Of the arrow that flieth in the day, of the business that walketh about in the dark: of invasion, or of the noonday devil.  A thousand shall fall at thy side, and ten thousand at thy right hand: but it shall not come nigh thee.  But thou shalt consider with thy eyes: and shalt see the reward of the wicked.  Because thou, O Lord, art my hope: thou hast made the most High thy refuge.  There shall no evil come to thee: nor shall the scourge come near thy dwelling.

For he hath given his angels charge over thee; to keep thee in all thy ways.  In their hands they shall bear thee up: lest thou dash thy foot against a stone.  Thou shalt walk upon the asp and the basilisk: and thou shalt trample under foot the lion and the dragon. Because he hoped in me I will deliver him: I will protect him because he hath known my name.  He shall cry to me, and I will hear him: I am with him in tribulation, I will deliver him, and I will glorify him.

I will fill him with length of days; and I will shew him my salvation.

Book Review: Jesus of Nazareth

Pope Benedict XVI writes a personal reflection on the life of Christ in Jesus of Nazareth, not a dogmatic treatise.
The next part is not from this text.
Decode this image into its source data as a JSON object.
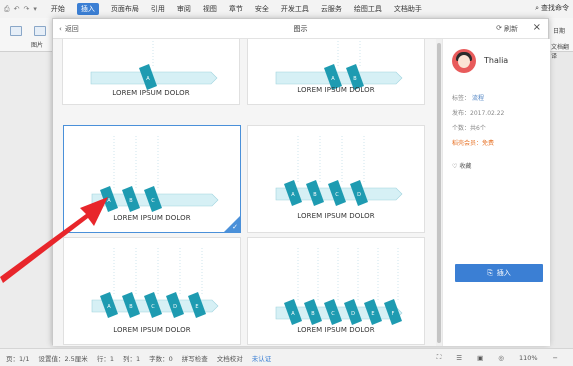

That said there is nothing in Jesus of Nazareth that goes against his Catholic faith; instead, Pope Benedict XVI rescues Jesus from current (and sometimes popular) trends to view Jesus outside of His depiction in the Gospels. This book is a return to the Gospels to rediscover (and recover) the true identity of Jesus. It reads more like a meditation than a textbook.

Unlike some of the Holy Father’s other works which, though very good, are very rough reading for theological beginners, Jesus of Nazareth is accessible to the average reader. There are a few places where one with a more robust theological background could get more out of the reading (and there is a least one study guide to aide curious readers), but overall I think that the average person could read Jesus of Nazareth and gain something from it.

Jesus of Nazareth could be said to be Pope Benedict XVI’s personal response to the question “who is Jesus?”. In the forward, he makes it clear that he is writing from his own personal perspective (which is also why the book was published under Joseph Ratzinger and not merely Pope Benedict XVI).
You can purchase this book here.

I wrote this review for the Tiber River Blogger Review program, created by Aquinas and More Catholic Goods, the largest Catholic Store online. For more information and to purchase, please visit Aquinas and More Catholic Goods.

Tiber River is the first Catholic book review site, started in 2000 to help you make informed decisions about Catholic book purchases.

I receive free product samples as compensation for writing reviews for Tiber River.